Besides all this, we have a personal friend who is making some, if not poor, at least very immature choices about her lifestyle and the types of people she associates with, and the effects of those decisions tend to trickle into our lives a little. It makes me want to grab her by the shoulders and say, "What are you thinking? How in the world does that seem like a good decision to make?"

And now, I will step down from my soapbox. Wow, these Internet rants are kind of therapeutic. I feel better, even knowing that it's quite possible no one will read this! I'll have to do this more often.

Wednesday, November 7, 2007

You ever have one of those days when you want to slap someone upside the head for being stupid?

Monday, November 5, 2007

Vanilla Bean did well at her appointment. She still has to wear the brace, but surgery's looking unlikely. Thanks for the prayers!

Friday, November 2, 2007

Prayer request for Vanilla Bean

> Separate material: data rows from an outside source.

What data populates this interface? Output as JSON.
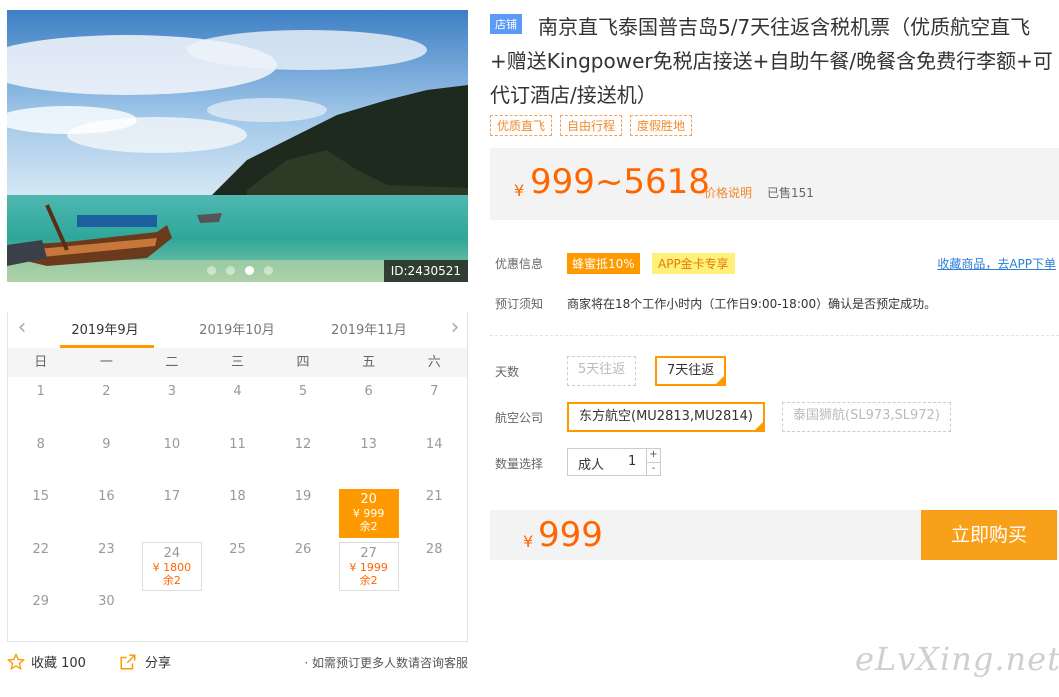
{
  "hero": {
    "id_label": "ID:2430521",
    "dots": 4,
    "active_dot": 2
  },
  "calendar": {
    "months": [
      "2019年9月",
      "2019年10月",
      "2019年11月"
    ],
    "active_month": 0,
    "weekdays": [
      "日",
      "一",
      "二",
      "三",
      "四",
      "五",
      "六"
    ],
    "start_offset": 0,
    "days_in_month": 30,
    "special": {
      "20": {
        "price": "¥ 999",
        "left": "余2",
        "state": "selected"
      },
      "24": {
        "price": "¥ 1800",
        "left": "余2",
        "state": "available"
      },
      "27": {
        "price": "¥ 1999",
        "left": "余2",
        "state": "available"
      }
    }
  },
  "footer": {
    "fav_label": "收藏 100",
    "share_label": "分享",
    "tip": "· 如需预订更多人数请咨询客服"
  },
  "product": {
    "badge": "店铺",
    "title": "南京直飞泰国普吉岛5/7天往返含税机票（优质航空直飞+赠送Kingpower免税店接送+自助午餐/晚餐含免费行李额+可代订酒店/接送机）",
    "tags": [
      "优质直飞",
      "自由行程",
      "度假胜地"
    ]
  },
  "price": {
    "currency": "¥",
    "range": "999~5618",
    "note": "价格说明",
    "sold": "已售151"
  },
  "promo": {
    "label": "优惠信息",
    "discount": "蜂蜜抵10%",
    "app_vip": "APP金卡专享",
    "app_link": "收藏商品，去APP下单"
  },
  "notice": {
    "label": "预订须知",
    "text": "商家将在18个工作小时内（工作日9:00-18:00）确认是否预定成功。"
  },
  "options": {
    "days_label": "天数",
    "days": [
      {
        "label": "5天往返",
        "state": "disabled"
      },
      {
        "label": "7天往返",
        "state": "selected"
      }
    ],
    "airline_label": "航空公司",
    "airlines": [
      {
        "label": "东方航空(MU2813,MU2814)",
        "state": "selected"
      },
      {
        "label": "泰国狮航(SL973,SL972)",
        "state": "disabled"
      }
    ],
    "qty_label": "数量选择",
    "qty_type": "成人",
    "qty_value": "1",
    "plus": "+",
    "minus": "-"
  },
  "buy": {
    "currency": "¥",
    "price": "999",
    "button": "立即购买"
  },
  "watermark": "eLvXing.net",
  "colors": {
    "accent": "#ff9900",
    "price": "#ff6600",
    "link": "#2b7ed3",
    "badge": "#5b9bf6"
  }
}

Vanilla Bean goes in on Monday for another checkup on her hips. We're praying that the right hip socket will be well-seated. The best news of all would be that she can stop wearing the brace entirely, in which case she can start doing things like sitting up, rolling around, and so on. It's possible that the doctor will just tell her to keep wearing the brace, or she might even need surgery. But we should know more in a few days!